Volkswagen has always been an industry innovator when it comes to powertrain options: they truly are the standard for diesel offerings. Volkswagen claims to be the first OEM to introduce deactivation on a four cylinder engine, a feature which can be a double-edged sword. However, Volkswagen’s continued success with powertrain options has propelled it to being the automotive leader it is today. New innovations like the cylinder deactivation or the dual-clutch gearbox will only keep Volkswagen among the fuel efficiency leaders.
With respect to Japanese OEMs, they may have attracted some press or revealed a slick new vehicle, but when it comes to meaningful releases the conversation was short. Production and sales at Toyota and Honda lead the way, followed closely by Nissan and Hyundai-Kia. And this pecking order will certainly not be affected by any announcements made at the motor show: Toyota will continue to remain the top Japanese OEM, and Honda will continue to try and overtake it, while implementing the overarching Asia-Pacific theme of building-selling, for example, by bringing Fit production to its Mexican plant.

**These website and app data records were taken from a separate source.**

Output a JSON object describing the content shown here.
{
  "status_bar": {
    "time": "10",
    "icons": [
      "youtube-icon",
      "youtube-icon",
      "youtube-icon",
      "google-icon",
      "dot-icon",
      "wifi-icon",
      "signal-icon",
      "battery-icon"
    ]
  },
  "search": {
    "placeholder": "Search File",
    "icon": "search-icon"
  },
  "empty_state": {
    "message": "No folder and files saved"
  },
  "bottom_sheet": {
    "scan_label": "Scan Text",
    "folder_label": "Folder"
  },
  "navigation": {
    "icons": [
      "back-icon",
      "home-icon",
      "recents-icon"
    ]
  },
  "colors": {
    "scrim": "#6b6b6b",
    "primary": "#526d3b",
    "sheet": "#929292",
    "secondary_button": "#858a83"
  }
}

However, this is a big risk, as hatchbacks have never been popular in the US, so one can only consider that exports of the Fit to South America, where it is already built, or keeping it local in Mexico is in Honda’s ultimate plan. Volkswagen is taking that same risk with its globally successful Golf. The capacity constrained Hyundai-Kia, the steadfast Honda, the reinvented Nissan, and the leader Toyota will all continue to increase production in North America, expanding vehicle offerings and, in some cases, making North America their largest market, an unheard of claim ten years ago.